Provided records START

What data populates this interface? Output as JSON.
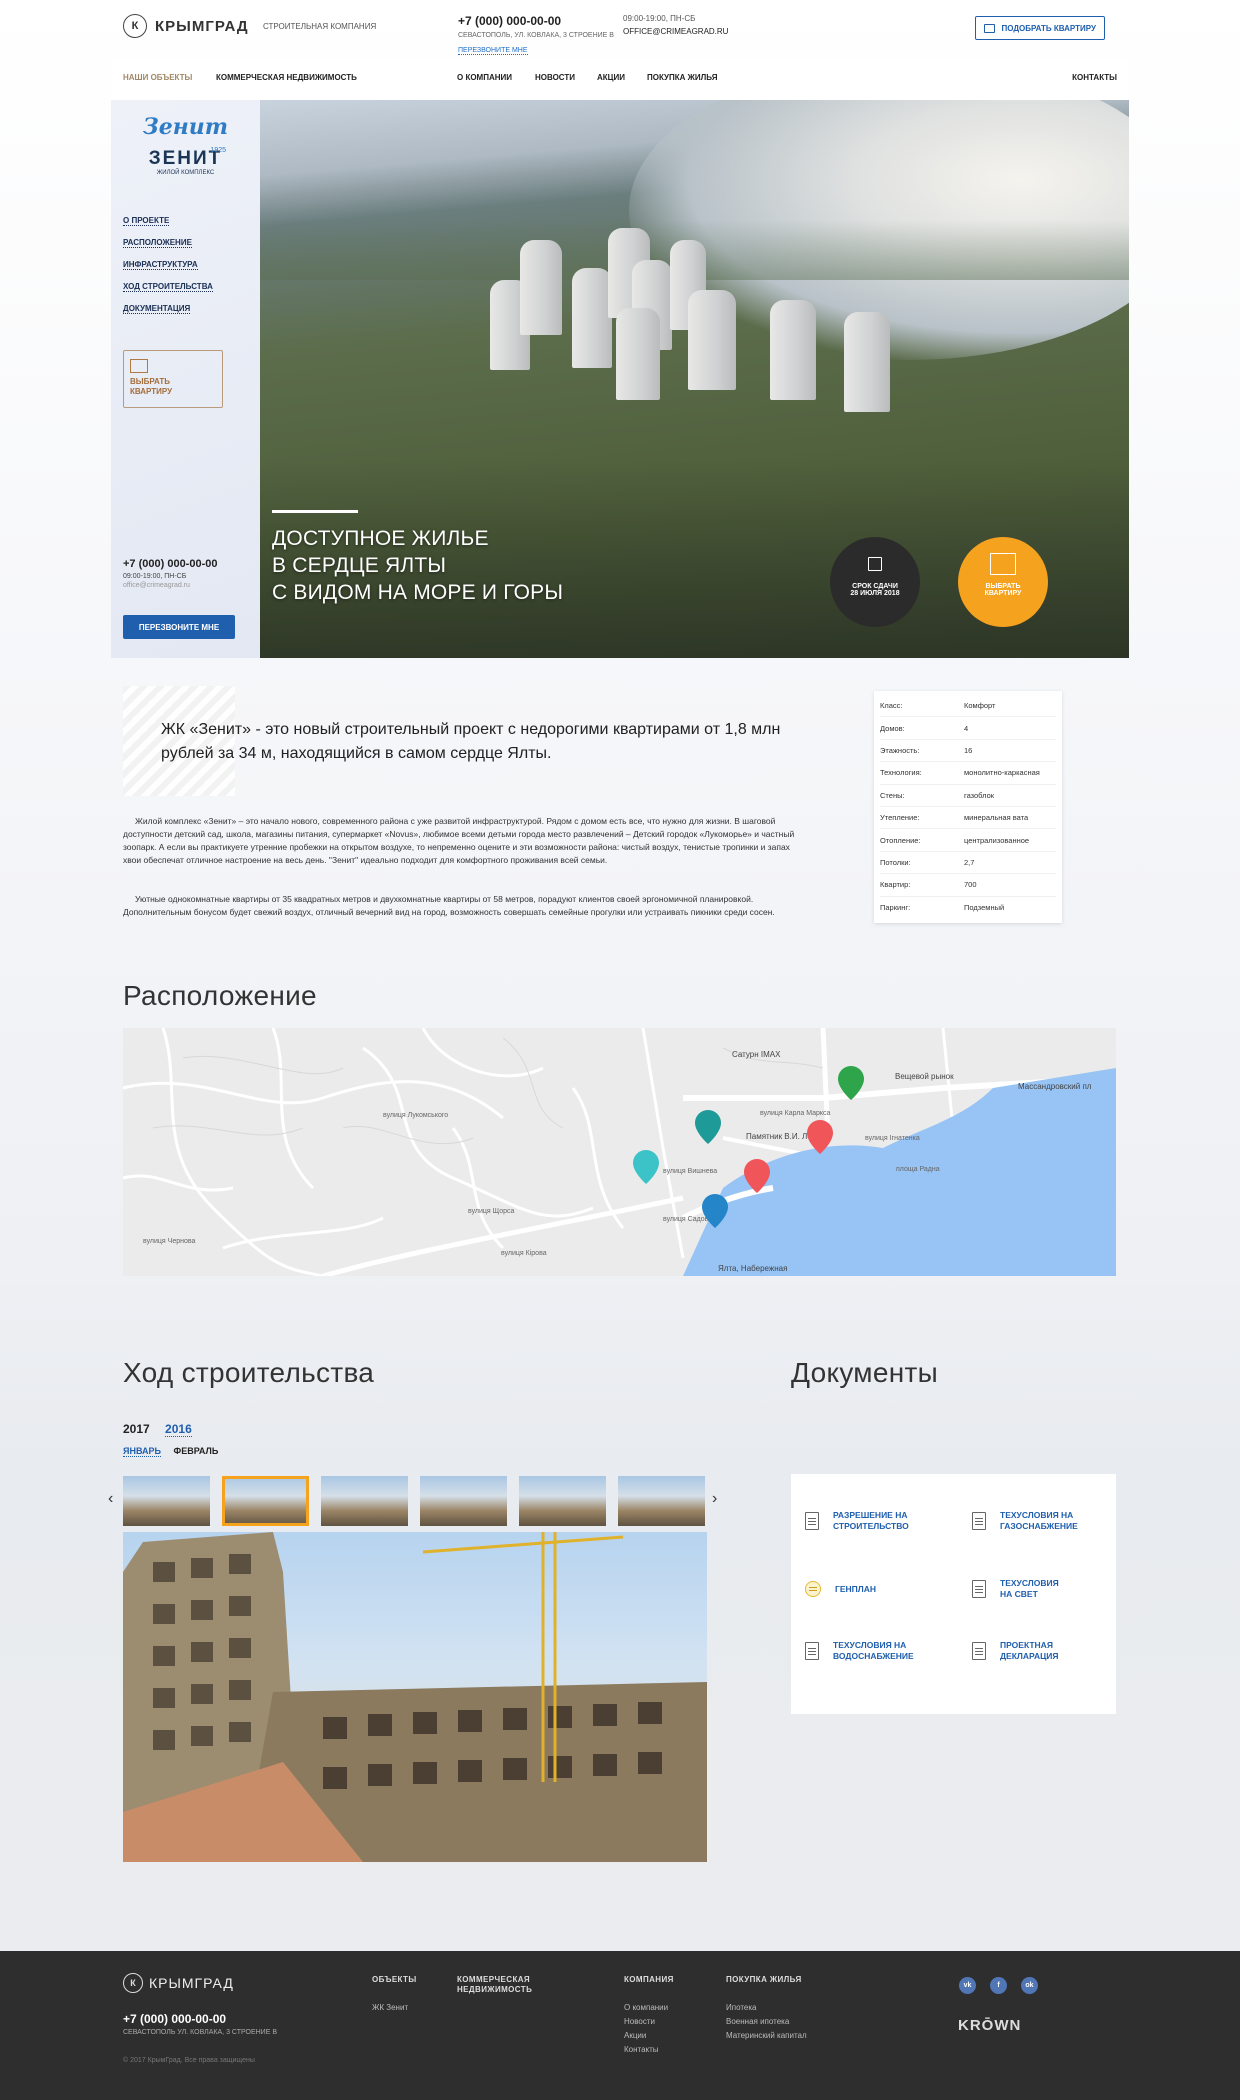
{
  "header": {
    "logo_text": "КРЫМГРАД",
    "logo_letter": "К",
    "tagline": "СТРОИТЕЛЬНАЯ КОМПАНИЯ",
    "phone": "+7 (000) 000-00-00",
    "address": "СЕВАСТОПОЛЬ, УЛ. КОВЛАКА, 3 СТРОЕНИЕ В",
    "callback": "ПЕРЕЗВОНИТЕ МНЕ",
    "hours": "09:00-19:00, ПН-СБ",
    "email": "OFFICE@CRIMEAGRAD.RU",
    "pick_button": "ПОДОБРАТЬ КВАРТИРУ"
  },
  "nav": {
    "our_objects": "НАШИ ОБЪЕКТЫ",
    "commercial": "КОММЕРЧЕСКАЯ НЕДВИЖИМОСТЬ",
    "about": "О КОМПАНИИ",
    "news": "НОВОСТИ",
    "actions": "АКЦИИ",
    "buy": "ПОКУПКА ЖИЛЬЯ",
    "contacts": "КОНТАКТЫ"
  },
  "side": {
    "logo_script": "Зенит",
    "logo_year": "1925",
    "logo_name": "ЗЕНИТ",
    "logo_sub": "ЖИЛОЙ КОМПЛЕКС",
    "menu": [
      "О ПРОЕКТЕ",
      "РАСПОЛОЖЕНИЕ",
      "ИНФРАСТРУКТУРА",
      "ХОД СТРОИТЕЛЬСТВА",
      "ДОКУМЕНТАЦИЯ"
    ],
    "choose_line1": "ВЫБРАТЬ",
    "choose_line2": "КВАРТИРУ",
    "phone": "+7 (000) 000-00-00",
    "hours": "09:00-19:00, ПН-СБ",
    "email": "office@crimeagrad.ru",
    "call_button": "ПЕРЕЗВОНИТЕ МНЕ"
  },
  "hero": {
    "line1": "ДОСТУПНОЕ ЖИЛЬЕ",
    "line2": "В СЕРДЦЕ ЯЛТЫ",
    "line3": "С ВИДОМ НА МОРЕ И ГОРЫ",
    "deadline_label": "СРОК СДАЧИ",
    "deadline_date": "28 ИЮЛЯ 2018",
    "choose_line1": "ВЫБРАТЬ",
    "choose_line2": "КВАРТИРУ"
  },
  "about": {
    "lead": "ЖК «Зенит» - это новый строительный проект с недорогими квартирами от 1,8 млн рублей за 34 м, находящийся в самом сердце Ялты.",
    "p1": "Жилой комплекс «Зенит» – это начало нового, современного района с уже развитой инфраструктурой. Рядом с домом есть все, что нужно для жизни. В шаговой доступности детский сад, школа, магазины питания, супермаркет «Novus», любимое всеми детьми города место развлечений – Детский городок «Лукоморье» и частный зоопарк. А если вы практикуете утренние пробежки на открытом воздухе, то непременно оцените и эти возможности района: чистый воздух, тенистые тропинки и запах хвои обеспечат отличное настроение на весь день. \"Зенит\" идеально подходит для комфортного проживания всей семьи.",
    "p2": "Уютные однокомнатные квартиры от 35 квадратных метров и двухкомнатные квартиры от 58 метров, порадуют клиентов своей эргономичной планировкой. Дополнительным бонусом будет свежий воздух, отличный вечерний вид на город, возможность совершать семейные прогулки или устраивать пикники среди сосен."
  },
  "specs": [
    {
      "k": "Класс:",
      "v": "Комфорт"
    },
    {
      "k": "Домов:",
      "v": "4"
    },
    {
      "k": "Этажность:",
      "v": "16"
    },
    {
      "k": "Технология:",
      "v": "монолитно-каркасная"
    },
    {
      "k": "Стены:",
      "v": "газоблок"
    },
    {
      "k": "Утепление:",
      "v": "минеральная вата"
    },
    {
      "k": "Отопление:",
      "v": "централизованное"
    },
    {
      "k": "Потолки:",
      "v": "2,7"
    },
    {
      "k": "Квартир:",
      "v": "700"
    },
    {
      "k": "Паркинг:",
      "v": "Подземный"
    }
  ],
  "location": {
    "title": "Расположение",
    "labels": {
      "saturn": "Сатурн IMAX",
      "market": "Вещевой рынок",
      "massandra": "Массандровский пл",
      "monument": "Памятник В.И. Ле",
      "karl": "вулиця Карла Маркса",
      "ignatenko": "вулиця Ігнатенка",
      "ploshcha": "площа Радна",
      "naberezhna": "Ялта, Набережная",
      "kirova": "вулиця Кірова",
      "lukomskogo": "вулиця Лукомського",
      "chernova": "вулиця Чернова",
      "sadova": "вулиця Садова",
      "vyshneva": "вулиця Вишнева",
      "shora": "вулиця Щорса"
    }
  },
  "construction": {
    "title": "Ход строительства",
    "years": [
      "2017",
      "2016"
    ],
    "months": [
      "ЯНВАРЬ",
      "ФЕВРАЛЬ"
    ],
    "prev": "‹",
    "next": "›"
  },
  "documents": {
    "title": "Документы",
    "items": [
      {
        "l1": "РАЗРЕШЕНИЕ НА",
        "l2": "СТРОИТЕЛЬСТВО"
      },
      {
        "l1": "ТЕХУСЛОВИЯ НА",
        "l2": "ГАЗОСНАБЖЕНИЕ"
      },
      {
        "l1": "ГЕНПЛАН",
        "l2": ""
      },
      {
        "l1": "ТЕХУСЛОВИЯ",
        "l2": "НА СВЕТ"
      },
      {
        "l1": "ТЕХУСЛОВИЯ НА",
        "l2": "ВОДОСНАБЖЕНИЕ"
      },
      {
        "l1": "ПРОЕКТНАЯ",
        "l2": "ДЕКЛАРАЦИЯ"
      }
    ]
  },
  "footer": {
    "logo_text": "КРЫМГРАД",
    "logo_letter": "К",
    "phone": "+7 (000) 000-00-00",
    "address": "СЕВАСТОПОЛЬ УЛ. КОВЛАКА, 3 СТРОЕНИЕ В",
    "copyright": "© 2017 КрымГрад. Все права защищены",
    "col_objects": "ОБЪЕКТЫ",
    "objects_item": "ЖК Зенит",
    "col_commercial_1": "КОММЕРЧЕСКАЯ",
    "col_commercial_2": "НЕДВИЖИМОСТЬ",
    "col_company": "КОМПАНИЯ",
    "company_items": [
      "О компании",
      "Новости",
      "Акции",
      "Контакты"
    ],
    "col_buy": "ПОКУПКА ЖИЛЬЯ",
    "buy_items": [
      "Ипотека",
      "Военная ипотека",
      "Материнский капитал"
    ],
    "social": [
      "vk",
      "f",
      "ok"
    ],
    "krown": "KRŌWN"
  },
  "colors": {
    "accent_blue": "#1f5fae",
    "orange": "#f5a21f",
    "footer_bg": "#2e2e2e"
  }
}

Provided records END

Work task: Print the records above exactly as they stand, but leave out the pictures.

Exercise solution:
What data populates this interface? Output as JSON.
{
  "header": {
    "logo_text": "КРЫМГРАД",
    "logo_letter": "К",
    "tagline": "СТРОИТЕЛЬНАЯ КОМПАНИЯ",
    "phone": "+7 (000) 000-00-00",
    "address": "СЕВАСТОПОЛЬ, УЛ. КОВЛАКА, 3 СТРОЕНИЕ В",
    "callback": "ПЕРЕЗВОНИТЕ МНЕ",
    "hours": "09:00-19:00, ПН-СБ",
    "email": "OFFICE@CRIMEAGRAD.RU",
    "pick_button": "ПОДОБРАТЬ КВАРТИРУ"
  },
  "nav": {
    "our_objects": "НАШИ ОБЪЕКТЫ",
    "commercial": "КОММЕРЧЕСКАЯ НЕДВИЖИМОСТЬ",
    "about": "О КОМПАНИИ",
    "news": "НОВОСТИ",
    "actions": "АКЦИИ",
    "buy": "ПОКУПКА ЖИЛЬЯ",
    "contacts": "КОНТАКТЫ"
  },
  "side": {
    "logo_script": "Зенит",
    "logo_year": "1925",
    "logo_name": "ЗЕНИТ",
    "logo_sub": "ЖИЛОЙ КОМПЛЕКС",
    "menu": [
      "О ПРОЕКТЕ",
      "РАСПОЛОЖЕНИЕ",
      "ИНФРАСТРУКТУРА",
      "ХОД СТРОИТЕЛЬСТВА",
      "ДОКУМЕНТАЦИЯ"
    ],
    "choose_line1": "ВЫБРАТЬ",
    "choose_line2": "КВАРТИРУ",
    "phone": "+7 (000) 000-00-00",
    "hours": "09:00-19:00, ПН-СБ",
    "email": "office@crimeagrad.ru",
    "call_button": "ПЕРЕЗВОНИТЕ МНЕ"
  },
  "hero": {
    "line1": "ДОСТУПНОЕ ЖИЛЬЕ",
    "line2": "В СЕРДЦЕ ЯЛТЫ",
    "line3": "С ВИДОМ НА МОРЕ И ГОРЫ",
    "deadline_label": "СРОК СДАЧИ",
    "deadline_date": "28 ИЮЛЯ 2018",
    "choose_line1": "ВЫБРАТЬ",
    "choose_line2": "КВАРТИРУ"
  },
  "about": {
    "lead": "ЖК «Зенит» - это новый строительный проект с недорогими квартирами от 1,8 млн рублей за 34 м, находящийся в самом сердце Ялты.",
    "p1": "Жилой комплекс «Зенит» – это начало нового, современного района с уже развитой инфраструктурой. Рядом с домом есть все, что нужно для жизни. В шаговой доступности детский сад, школа, магазины питания, супермаркет «Novus», любимое всеми детьми города место развлечений – Детский городок «Лукоморье» и частный зоопарк. А если вы практикуете утренние пробежки на открытом воздухе, то непременно оцените и эти возможности района: чистый воздух, тенистые тропинки и запах хвои обеспечат отличное настроение на весь день. \"Зенит\" идеально подходит для комфортного проживания всей семьи.",
    "p2": "Уютные однокомнатные квартиры от 35 квадратных метров и двухкомнатные квартиры от 58 метров, порадуют клиентов своей эргономичной планировкой. Дополнительным бонусом будет свежий воздух, отличный вечерний вид на город, возможность совершать семейные прогулки или устраивать пикники среди сосен."
  },
  "specs": [
    {
      "k": "Класс:",
      "v": "Комфорт"
    },
    {
      "k": "Домов:",
      "v": "4"
    },
    {
      "k": "Этажность:",
      "v": "16"
    },
    {
      "k": "Технология:",
      "v": "монолитно-каркасная"
    },
    {
      "k": "Стены:",
      "v": "газоблок"
    },
    {
      "k": "Утепление:",
      "v": "минеральная вата"
    },
    {
      "k": "Отопление:",
      "v": "централизованное"
    },
    {
      "k": "Потолки:",
      "v": "2,7"
    },
    {
      "k": "Квартир:",
      "v": "700"
    },
    {
      "k": "Паркинг:",
      "v": "Подземный"
    }
  ],
  "location": {
    "title": "Расположение",
    "labels": {
      "saturn": "Сатурн IMAX",
      "market": "Вещевой рынок",
      "massandra": "Массандровский пл",
      "monument": "Памятник В.И. Ле",
      "karl": "вулиця Карла Маркса",
      "ignatenko": "вулиця Ігнатенка",
      "ploshcha": "площа Радна",
      "naberezhna": "Ялта, Набережная",
      "kirova": "вулиця Кірова",
      "lukomskogo": "вулиця Лукомського",
      "chernova": "вулиця Чернова",
      "sadova": "вулиця Садова",
      "vyshneva": "вулиця Вишнева",
      "shora": "вулиця Щорса"
    }
  },
  "construction": {
    "title": "Ход строительства",
    "years": [
      "2017",
      "2016"
    ],
    "months": [
      "ЯНВАРЬ",
      "ФЕВРАЛЬ"
    ],
    "prev": "‹",
    "next": "›"
  },
  "documents": {
    "title": "Документы",
    "items": [
      {
        "l1": "РАЗРЕШЕНИЕ НА",
        "l2": "СТРОИТЕЛЬСТВО"
      },
      {
        "l1": "ТЕХУСЛОВИЯ НА",
        "l2": "ГАЗОСНАБЖЕНИЕ"
      },
      {
        "l1": "ГЕНПЛАН",
        "l2": ""
      },
      {
        "l1": "ТЕХУСЛОВИЯ",
        "l2": "НА СВЕТ"
      },
      {
        "l1": "ТЕХУСЛОВИЯ НА",
        "l2": "ВОДОСНАБЖЕНИЕ"
      },
      {
        "l1": "ПРОЕКТНАЯ",
        "l2": "ДЕКЛАРАЦИЯ"
      }
    ]
  },
  "footer": {
    "logo_text": "КРЫМГРАД",
    "logo_letter": "К",
    "phone": "+7 (000) 000-00-00",
    "address": "СЕВАСТОПОЛЬ УЛ. КОВЛАКА, 3 СТРОЕНИЕ В",
    "copyright": "© 2017 КрымГрад. Все права защищены",
    "col_objects": "ОБЪЕКТЫ",
    "objects_item": "ЖК Зенит",
    "col_commercial_1": "КОММЕРЧЕСКАЯ",
    "col_commercial_2": "НЕДВИЖИМОСТЬ",
    "col_company": "КОМПАНИЯ",
    "company_items": [
      "О компании",
      "Новости",
      "Акции",
      "Контакты"
    ],
    "col_buy": "ПОКУПКА ЖИЛЬЯ",
    "buy_items": [
      "Ипотека",
      "Военная ипотека",
      "Материнский капитал"
    ],
    "social": [
      "vk",
      "f",
      "ok"
    ],
    "krown": "KRŌWN"
  },
  "colors": {
    "accent_blue": "#1f5fae",
    "orange": "#f5a21f",
    "footer_bg": "#2e2e2e"
  }
}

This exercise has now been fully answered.